# [WORK TO COMPLETE]
Nothing should be left out: repeat all the data exactly.

*** Opening of EXERCISE DATA ***

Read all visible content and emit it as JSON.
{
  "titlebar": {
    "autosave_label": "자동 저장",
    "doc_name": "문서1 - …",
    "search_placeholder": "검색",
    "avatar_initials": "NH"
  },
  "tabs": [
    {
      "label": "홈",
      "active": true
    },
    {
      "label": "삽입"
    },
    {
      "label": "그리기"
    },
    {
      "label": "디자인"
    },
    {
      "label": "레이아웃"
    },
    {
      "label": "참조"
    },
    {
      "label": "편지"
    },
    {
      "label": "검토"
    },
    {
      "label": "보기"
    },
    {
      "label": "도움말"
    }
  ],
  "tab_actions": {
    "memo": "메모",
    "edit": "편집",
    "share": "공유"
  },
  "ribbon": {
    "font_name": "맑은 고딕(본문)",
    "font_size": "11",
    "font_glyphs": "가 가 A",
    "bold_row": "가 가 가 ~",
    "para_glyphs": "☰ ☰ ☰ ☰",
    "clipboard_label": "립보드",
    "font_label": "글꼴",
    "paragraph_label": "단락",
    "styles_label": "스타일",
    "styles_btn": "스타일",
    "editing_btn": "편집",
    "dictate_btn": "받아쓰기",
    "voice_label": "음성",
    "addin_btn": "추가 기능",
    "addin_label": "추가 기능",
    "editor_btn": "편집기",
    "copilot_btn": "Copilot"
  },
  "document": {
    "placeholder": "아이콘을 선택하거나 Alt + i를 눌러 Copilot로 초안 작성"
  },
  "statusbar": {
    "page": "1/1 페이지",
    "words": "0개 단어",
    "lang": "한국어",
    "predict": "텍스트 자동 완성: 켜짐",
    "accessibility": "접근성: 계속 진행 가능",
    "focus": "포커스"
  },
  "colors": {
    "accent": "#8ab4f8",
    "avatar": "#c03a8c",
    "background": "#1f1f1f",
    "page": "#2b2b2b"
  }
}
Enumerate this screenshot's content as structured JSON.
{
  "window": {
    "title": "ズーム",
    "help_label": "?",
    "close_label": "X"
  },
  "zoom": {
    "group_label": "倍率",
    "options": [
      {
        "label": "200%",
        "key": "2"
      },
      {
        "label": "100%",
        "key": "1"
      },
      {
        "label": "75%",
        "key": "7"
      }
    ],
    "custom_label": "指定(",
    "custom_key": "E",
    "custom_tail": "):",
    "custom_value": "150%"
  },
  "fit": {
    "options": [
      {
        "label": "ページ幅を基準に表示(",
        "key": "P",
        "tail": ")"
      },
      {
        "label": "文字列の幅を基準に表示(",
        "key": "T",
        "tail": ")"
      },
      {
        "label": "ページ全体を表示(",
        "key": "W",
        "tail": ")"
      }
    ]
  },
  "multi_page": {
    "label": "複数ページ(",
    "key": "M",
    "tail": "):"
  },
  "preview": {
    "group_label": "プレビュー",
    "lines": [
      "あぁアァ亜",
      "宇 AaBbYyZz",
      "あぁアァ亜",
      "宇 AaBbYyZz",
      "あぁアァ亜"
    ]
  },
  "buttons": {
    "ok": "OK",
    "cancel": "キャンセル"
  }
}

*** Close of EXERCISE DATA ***

# [THE ANSWER]
Read all visible content and emit it as JSON.
{
  "titlebar": {
    "autosave_label": "자동 저장",
    "doc_name": "문서1 - …",
    "search_placeholder": "검색",
    "avatar_initials": "NH"
  },
  "tabs": [
    {
      "label": "홈",
      "active": true
    },
    {
      "label": "삽입"
    },
    {
      "label": "그리기"
    },
    {
      "label": "디자인"
    },
    {
      "label": "레이아웃"
    },
    {
      "label": "참조"
    },
    {
      "label": "편지"
    },
    {
      "label": "검토"
    },
    {
      "label": "보기"
    },
    {
      "label": "도움말"
    }
  ],
  "tab_actions": {
    "memo": "메모",
    "edit": "편집",
    "share": "공유"
  },
  "ribbon": {
    "font_name": "맑은 고딕(본문)",
    "font_size": "11",
    "font_glyphs": "가 가 A",
    "bold_row": "가 가 가 ~",
    "para_glyphs": "☰ ☰ ☰ ☰",
    "clipboard_label": "립보드",
    "font_label": "글꼴",
    "paragraph_label": "단락",
    "styles_label": "스타일",
    "styles_btn": "스타일",
    "editing_btn": "편집",
    "dictate_btn": "받아쓰기",
    "voice_label": "음성",
    "addin_btn": "추가 기능",
    "addin_label": "추가 기능",
    "editor_btn": "편집기",
    "copilot_btn": "Copilot"
  },
  "document": {
    "placeholder": "아이콘을 선택하거나 Alt + i를 눌러 Copilot로 초안 작성"
  },
  "statusbar": {
    "page": "1/1 페이지",
    "words": "0개 단어",
    "lang": "한국어",
    "predict": "텍스트 자동 완성: 켜짐",
    "accessibility": "접근성: 계속 진행 가능",
    "focus": "포커스"
  },
  "colors": {
    "accent": "#8ab4f8",
    "avatar": "#c03a8c",
    "background": "#1f1f1f",
    "page": "#2b2b2b"
  }
}
Enumerate this screenshot's content as structured JSON.
{
  "window": {
    "title": "ズーム",
    "help_label": "?",
    "close_label": "X"
  },
  "zoom": {
    "group_label": "倍率",
    "options": [
      {
        "label": "200%",
        "key": "2"
      },
      {
        "label": "100%",
        "key": "1"
      },
      {
        "label": "75%",
        "key": "7"
      }
    ],
    "custom_label": "指定(",
    "custom_key": "E",
    "custom_tail": "):",
    "custom_value": "150%"
  },
  "fit": {
    "options": [
      {
        "label": "ページ幅を基準に表示(",
        "key": "P",
        "tail": ")"
      },
      {
        "label": "文字列の幅を基準に表示(",
        "key": "T",
        "tail": ")"
      },
      {
        "label": "ページ全体を表示(",
        "key": "W",
        "tail": ")"
      }
    ]
  },
  "multi_page": {
    "label": "複数ページ(",
    "key": "M",
    "tail": "):"
  },
  "preview": {
    "group_label": "プレビュー",
    "lines": [
      "あぁアァ亜",
      "宇 AaBbYyZz",
      "あぁアァ亜",
      "宇 AaBbYyZz",
      "あぁアァ亜"
    ]
  },
  "buttons": {
    "ok": "OK",
    "cancel": "キャンセル"
  }
}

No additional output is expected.